Top of Source material
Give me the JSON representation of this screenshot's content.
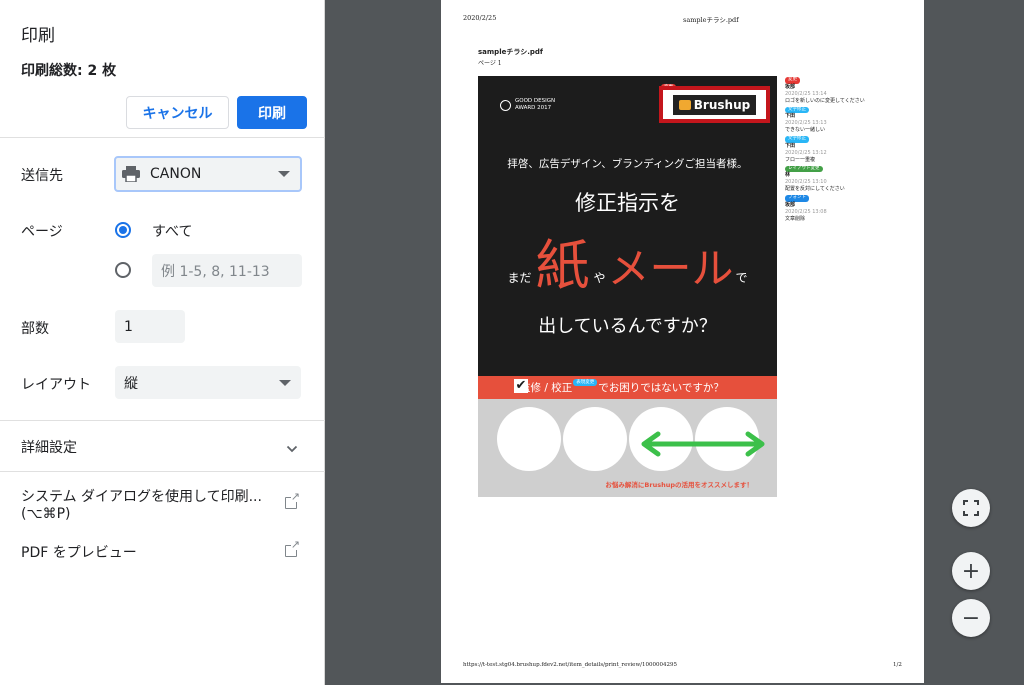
{
  "panel": {
    "title": "印刷",
    "sheets": "印刷総数: 2 枚",
    "cancel": "キャンセル",
    "print": "印刷",
    "destination_label": "送信先",
    "destination_value": "CANON",
    "pages_label": "ページ",
    "pages_all": "すべて",
    "pages_custom_placeholder": "例 1-5, 8, 11-13",
    "copies_label": "部数",
    "copies_value": "1",
    "layout_label": "レイアウト",
    "layout_value": "縦",
    "more_settings": "詳細設定",
    "system_dialog_line1": "システム ダイアログを使用して印刷...",
    "system_dialog_line2": "(⌥⌘P)",
    "pdf_preview": "PDF をプレビュー"
  },
  "preview": {
    "header_date": "2020/2/25",
    "header_title": "sampleチラシ.pdf",
    "doc_name": "sampleチラシ.pdf",
    "doc_page": "ページ 1",
    "footer_url": "https://t-test.stg04.brushup.fdev2.net/item_details/print_review/1000004295",
    "footer_page": "1/2"
  },
  "flyer": {
    "gd_line1": "GOOD DESIGN",
    "gd_line2": "AWARD 2017",
    "logo": "Brushup",
    "logo_tag": "変更",
    "line1": "拝啓、広告デザイン、ブランディングご担当者様。",
    "line2": "修正指示を",
    "mada": "まだ",
    "kami": "紙",
    "ya": "や",
    "mail": "メール",
    "de": "で",
    "line4": "出しているんですか？",
    "band_a": "監修 / 校正",
    "band_tag": "表現変更",
    "band_b": "でお困りではないですか？",
    "cta": "お悩み解消にBrushupの活用をオススメします！"
  },
  "comments": [
    {
      "tag": "変更",
      "color": "#e53935",
      "name": "坂部",
      "date": "2020/2/25 13:14",
      "text": "ロゴを新しいのに変更してください"
    },
    {
      "tag": "文字修正",
      "color": "#29b6f6",
      "name": "下田",
      "date": "2020/2/25 13:13",
      "text": "できない一緒しい"
    },
    {
      "tag": "文字修正",
      "color": "#29b6f6",
      "name": "下田",
      "date": "2020/2/25 13:12",
      "text": "フロー一重複"
    },
    {
      "tag": "レイアウト変更",
      "color": "#43a047",
      "name": "林",
      "date": "2020/2/25 13:10",
      "text": "配置を反対にしてください"
    },
    {
      "tag": "フォント",
      "color": "#1e88e5",
      "name": "坂部",
      "date": "2020/2/25 13:08",
      "text": "文章削除"
    }
  ]
}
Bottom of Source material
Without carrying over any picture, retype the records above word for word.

Give me the JSON representation of this screenshot's content.
{
  "panel": {
    "title": "印刷",
    "sheets": "印刷総数: 2 枚",
    "cancel": "キャンセル",
    "print": "印刷",
    "destination_label": "送信先",
    "destination_value": "CANON",
    "pages_label": "ページ",
    "pages_all": "すべて",
    "pages_custom_placeholder": "例 1-5, 8, 11-13",
    "copies_label": "部数",
    "copies_value": "1",
    "layout_label": "レイアウト",
    "layout_value": "縦",
    "more_settings": "詳細設定",
    "system_dialog_line1": "システム ダイアログを使用して印刷...",
    "system_dialog_line2": "(⌥⌘P)",
    "pdf_preview": "PDF をプレビュー"
  },
  "preview": {
    "header_date": "2020/2/25",
    "header_title": "sampleチラシ.pdf",
    "doc_name": "sampleチラシ.pdf",
    "doc_page": "ページ 1",
    "footer_url": "https://t-test.stg04.brushup.fdev2.net/item_details/print_review/1000004295",
    "footer_page": "1/2"
  },
  "flyer": {
    "gd_line1": "GOOD DESIGN",
    "gd_line2": "AWARD 2017",
    "logo": "Brushup",
    "logo_tag": "変更",
    "line1": "拝啓、広告デザイン、ブランディングご担当者様。",
    "line2": "修正指示を",
    "mada": "まだ",
    "kami": "紙",
    "ya": "や",
    "mail": "メール",
    "de": "で",
    "line4": "出しているんですか？",
    "band_a": "監修 / 校正",
    "band_tag": "表現変更",
    "band_b": "でお困りではないですか？",
    "cta": "お悩み解消にBrushupの活用をオススメします！"
  },
  "comments": [
    {
      "tag": "変更",
      "color": "#e53935",
      "name": "坂部",
      "date": "2020/2/25 13:14",
      "text": "ロゴを新しいのに変更してください"
    },
    {
      "tag": "文字修正",
      "color": "#29b6f6",
      "name": "下田",
      "date": "2020/2/25 13:13",
      "text": "できない一緒しい"
    },
    {
      "tag": "文字修正",
      "color": "#29b6f6",
      "name": "下田",
      "date": "2020/2/25 13:12",
      "text": "フロー一重複"
    },
    {
      "tag": "レイアウト変更",
      "color": "#43a047",
      "name": "林",
      "date": "2020/2/25 13:10",
      "text": "配置を反対にしてください"
    },
    {
      "tag": "フォント",
      "color": "#1e88e5",
      "name": "坂部",
      "date": "2020/2/25 13:08",
      "text": "文章削除"
    }
  ]
}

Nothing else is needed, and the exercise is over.